# Records for the task
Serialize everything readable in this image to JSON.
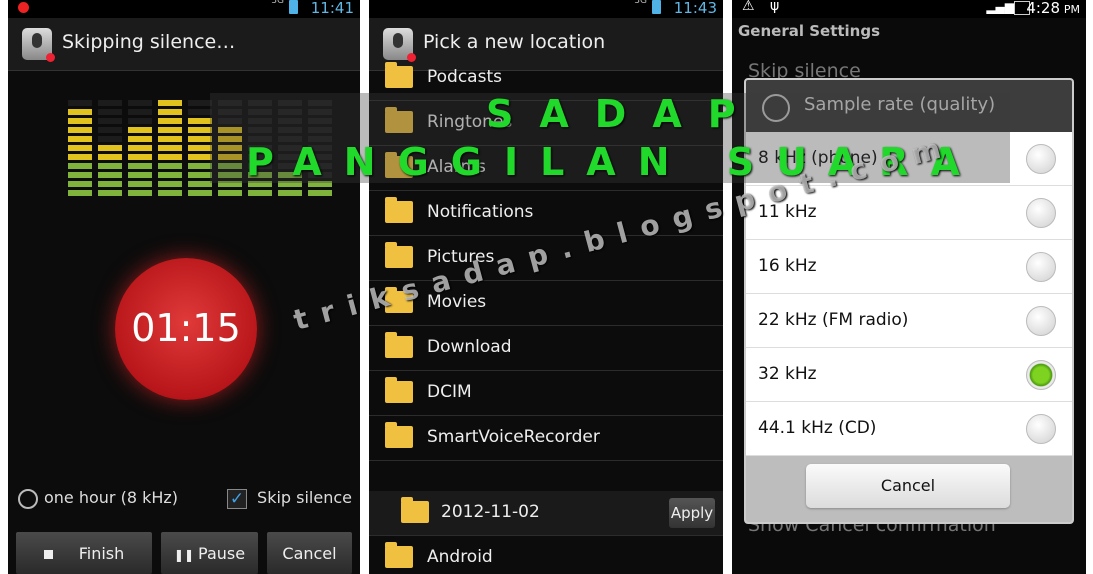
{
  "phone1": {
    "time": "11:41",
    "title": "Skipping silence…",
    "timer": "01:15",
    "duration_label": "one hour (8 kHz)",
    "skip_silence_label": "Skip silence",
    "skip_silence_checked": true,
    "buttons": {
      "finish": "Finish",
      "pause": "Pause",
      "cancel": "Cancel"
    }
  },
  "phone2": {
    "time": "11:43",
    "title": "Pick a new location",
    "folders": [
      "Podcasts",
      "Ringtones",
      "Alarms",
      "Notifications",
      "Pictures",
      "Movies",
      "Download",
      "DCIM",
      "SmartVoiceRecorder"
    ],
    "subfolder": "2012-11-02",
    "apply_label": "Apply",
    "last_folder": "Android"
  },
  "phone3": {
    "time": "4:28",
    "ampm": "PM",
    "section": "General Settings",
    "bg_item_top": "Skip silence",
    "bg_item_bottom": "Show Cancel confirmation",
    "dialog": {
      "title": "Sample rate (quality)",
      "options": [
        "8 kHz (phone)",
        "11 kHz",
        "16 kHz",
        "22 kHz (FM radio)",
        "32 kHz",
        "44.1 kHz (CD)"
      ],
      "selected_index": 4,
      "cancel_label": "Cancel"
    }
  },
  "watermark": {
    "line1": "SADAP",
    "line2": "PANGGILAN SUARA",
    "url": "triksadap.blogspot.com",
    "color": "#20d92a"
  }
}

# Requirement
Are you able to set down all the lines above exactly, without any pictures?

# Response to the exercise
Serialize everything readable in this image to JSON.
{
  "phone1": {
    "time": "11:41",
    "title": "Skipping silence…",
    "timer": "01:15",
    "duration_label": "one hour (8 kHz)",
    "skip_silence_label": "Skip silence",
    "skip_silence_checked": true,
    "buttons": {
      "finish": "Finish",
      "pause": "Pause",
      "cancel": "Cancel"
    }
  },
  "phone2": {
    "time": "11:43",
    "title": "Pick a new location",
    "folders": [
      "Podcasts",
      "Ringtones",
      "Alarms",
      "Notifications",
      "Pictures",
      "Movies",
      "Download",
      "DCIM",
      "SmartVoiceRecorder"
    ],
    "subfolder": "2012-11-02",
    "apply_label": "Apply",
    "last_folder": "Android"
  },
  "phone3": {
    "time": "4:28",
    "ampm": "PM",
    "section": "General Settings",
    "bg_item_top": "Skip silence",
    "bg_item_bottom": "Show Cancel confirmation",
    "dialog": {
      "title": "Sample rate (quality)",
      "options": [
        "8 kHz (phone)",
        "11 kHz",
        "16 kHz",
        "22 kHz (FM radio)",
        "32 kHz",
        "44.1 kHz (CD)"
      ],
      "selected_index": 4,
      "cancel_label": "Cancel"
    }
  },
  "watermark": {
    "line1": "SADAP",
    "line2": "PANGGILAN SUARA",
    "url": "triksadap.blogspot.com",
    "color": "#20d92a"
  }
}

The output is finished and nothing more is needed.